Object. The use of structural allografts in spinal osteomyelitis remains controversial because of the perceived risk of persistent infection related to a devitalized graft and spinal hardware. The authors have identified 47 patients over the last 3.5 years who underwent a surgical decompression and stabilization procedure in which fresh-frozen allografts were used after aggressive removal of infected and devitalized tissue. The patients subsequently underwent 6 weeks of postoperative antibiotic therapy (12 months for those with tuberculosis [TB]).
Methods.
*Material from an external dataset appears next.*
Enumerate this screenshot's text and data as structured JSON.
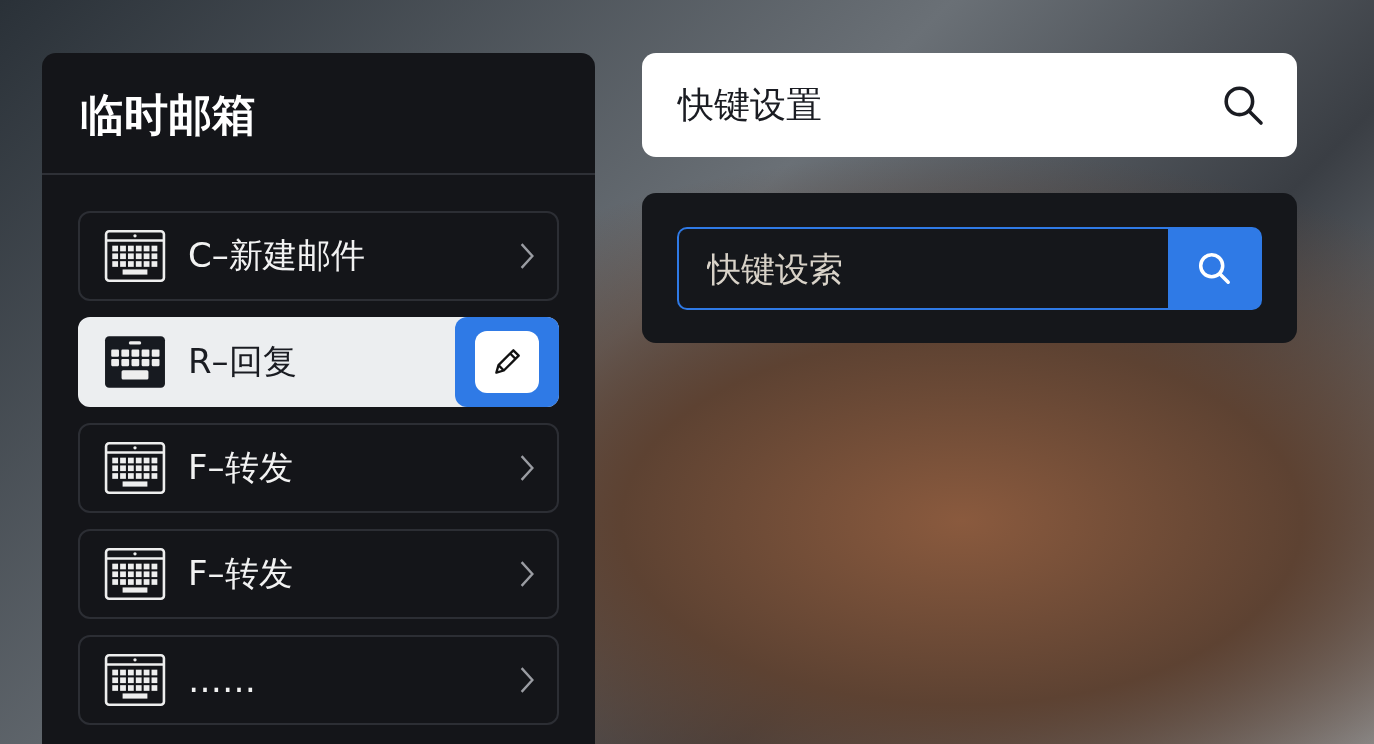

Follow-up data included results of serial clinical examinations, radiography, laboratory analysis (erythrocyte sedimentation rate and white blood cell count), and clinical outcome questionnaires. Of the original 47 patients (14 women and 33 men, aged 14–83 years), 39 were available for follow up. The average follow-up period at the time this article was submitted was 17 ± 9 months (median 14 months, range 6–45 months). In the majority of cases (57%), a Staphylococcus species was the infectious organism. Predisposing risk factors included intravenous drug abuse (IVDA), previous surgery, diabetes, TB, and concurrent infections. During the follow-up period only two patients suffered recurrent infection at a contiguous level; both had a history of IVDA and one also had a chronic excoriating skin condition. No other recurrent infections have been identified, and no patient has required reoperation for persistent infection or allograft/hardware failure.
Conclusions. It is the authors' opinion that the use of structural allografts in combination with aggressive tissue debridement and adjuvant antibiotic therapy provide a safe and effective therapy in cases of spinal osteomyelitis requiring surgery.